Speaking sheepishly, he says: “I don’t have a design background. Whatever I do, its always with an eye to practicality.”
A lot of recycled wood and used material are utilised in the construction and fixtures of the various structures around the resort. Kam and his team scoured high and low for eco-friendly materials that they could use. Pointing to one of the wall panellings ahead of us, he shares: “That’s made of recycled chipwood. I got them from a place in Penang. The company normally exports them overseas. The kitchen door and the main door are originals from various places, which we then took apart and reconstructed again.”

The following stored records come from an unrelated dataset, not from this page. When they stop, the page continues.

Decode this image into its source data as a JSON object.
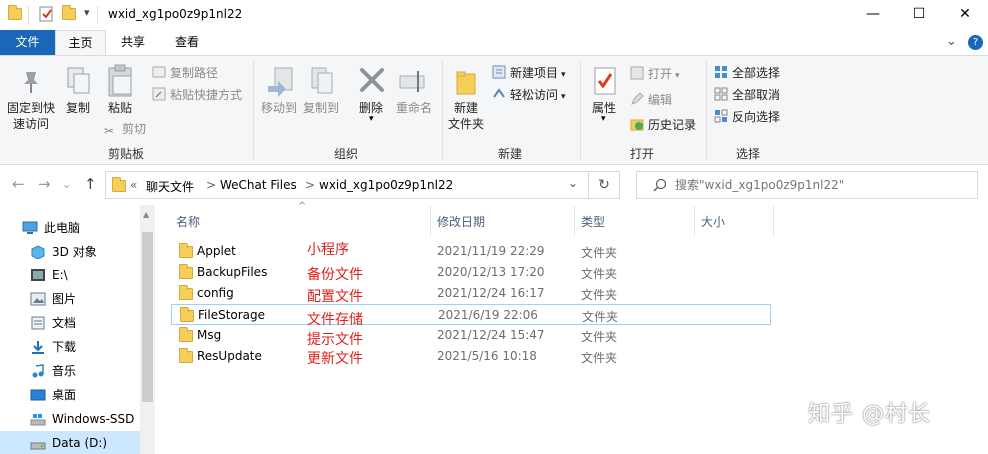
{
  "window": {
    "title": "wxid_xg1po0z9p1nl22",
    "minimize_glyph": "—",
    "maximize_glyph": "☐",
    "close_glyph": "✕",
    "quick_access_dropdown": "▾"
  },
  "ribbon_tabs": {
    "file": "文件",
    "home": "主页",
    "share": "共享",
    "view": "查看"
  },
  "ribbon_right": {
    "collapse_glyph": "⌄",
    "help_glyph": "?"
  },
  "clipboard": {
    "group_label": "剪贴板",
    "pin_label_1": "固定到快",
    "pin_label_2": "速访问",
    "copy": "复制",
    "paste": "粘贴",
    "copy_path": "复制路径",
    "paste_shortcut": "粘贴快捷方式",
    "cut": "剪切"
  },
  "organize": {
    "group_label": "组织",
    "move_to": "移动到",
    "copy_to": "复制到",
    "delete": "删除",
    "rename": "重命名"
  },
  "new_group": {
    "group_label": "新建",
    "new_folder_1": "新建",
    "new_folder_2": "文件夹",
    "new_item": "新建项目",
    "easy_access": "轻松访问"
  },
  "open_group": {
    "group_label": "打开",
    "properties": "属性",
    "open": "打开",
    "edit": "编辑",
    "history": "历史记录"
  },
  "select_group": {
    "group_label": "选择",
    "select_all": "全部选择",
    "select_none": "全部取消",
    "invert": "反向选择"
  },
  "nav": {
    "back": "←",
    "forward": "→",
    "recent": "⌄",
    "up": "↑",
    "breadcrumb_overflow": "«",
    "crumbs": [
      "聊天文件",
      "WeChat Files",
      "wxid_xg1po0z9p1nl22"
    ],
    "crumb_sep": ">",
    "address_dropdown": "⌄",
    "refresh": "↻",
    "search_placeholder": "搜索\"wxid_xg1po0z9p1nl22\""
  },
  "navpane": {
    "items": [
      {
        "label": "此电脑"
      },
      {
        "label": "3D 对象"
      },
      {
        "label": "E:\\"
      },
      {
        "label": "图片"
      },
      {
        "label": "文档"
      },
      {
        "label": "下载"
      },
      {
        "label": "音乐"
      },
      {
        "label": "桌面"
      },
      {
        "label": "Windows-SSD"
      },
      {
        "label": "Data (D:)"
      }
    ]
  },
  "columns": {
    "name": "名称",
    "modified": "修改日期",
    "type": "类型",
    "size": "大小",
    "sort_glyph": "^"
  },
  "files": [
    {
      "name": "Applet",
      "date": "2021/11/19 22:29",
      "type": "文件夹",
      "note": "小程序"
    },
    {
      "name": "BackupFiles",
      "date": "2020/12/13 17:20",
      "type": "文件夹",
      "note": "备份文件"
    },
    {
      "name": "config",
      "date": "2021/12/24 16:17",
      "type": "文件夹",
      "note": "配置文件"
    },
    {
      "name": "FileStorage",
      "date": "2021/6/19 22:06",
      "type": "文件夹",
      "note": "文件存储"
    },
    {
      "name": "Msg",
      "date": "2021/12/24 15:47",
      "type": "文件夹",
      "note": "提示文件"
    },
    {
      "name": "ResUpdate",
      "date": "2021/5/16 10:18",
      "type": "文件夹",
      "note": "更新文件"
    }
  ],
  "selected_row_index": 3,
  "watermark": "知乎 @村长",
  "colors": {
    "file_tab": "#1a66b8",
    "annotation": "#e0211c",
    "folder": "#f6cf5a",
    "selection_border": "#99d1ff"
  }
}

Leading me to an outdoor hall, Kam shares that the wood they use are all recycled , while the tiles on the roof are made of clay. “These tiles are 100 years old. If you go inside you’ll notice that the temperature is cooler. Old tiles are more cooling than new tiles.”
Basic materials are the order of the day to ensure that there will be minimal impact on the environment. Most walls are of simple bricks and there’s a noticeable absence of air-conditioners. Instead, cool respite is provided by the generous smattering of fans and the natural breeze. The whole place has been designed well with an open concept ensuring that the resort is well ventilated.
As I trail behind Kam during a guided tour of the rooms available in the main lodge, it hits me just how much passion lies behind this project. The rooms have been designed with meticulous attention to detail, each one possessing its own unique concept.
One room, pristine white and with an unusually serene vibe, is aptly called Contemplation. “The design encourages reflection and contemplation,” pips in Kam, noticing my pleasure.
The next one we arrive at is called Renewal, where all the fixtures and accessories are recycled products — except the bed. The floor itself comes from the flooring belonging to an old kampong house. “We just polished it. We’re looking to make curtains from recycled T-shirts and cloth too,” says Kam.
The Geography room catches my eye. With the beds almost reaching the ceiling and minimal furnishing, the attraction here is the floor space, which has a huge and colourful map of the world. “You should climb on the bed and look down from there. Then you’ll see the world — the bigger picture,” suggests Kam. “The design of the room was inspired by my desire to get people to see the bigger picture — not only of the world they live in, but also of their life. The view from the top is awesome.”
The Discovery room meanwhile, with its dark brown walls lined with rows of book shelves and looking out onto the lake is a more sombre offering but one that’s no less impressive. “If people don’t like to walk around and discover things outside, this room is ideal. They can hang out here and make their own ‘discoveries’ from the pages of the books,” says Kam, with the smile of one who’s contented with the world .
8 Acres, Lot 7822, Mukim Gali, off Jalan Sg. Klau, 27630 Raub, Pahang.
Tel: 03 78775048. Go to www.eightacres.net for more info.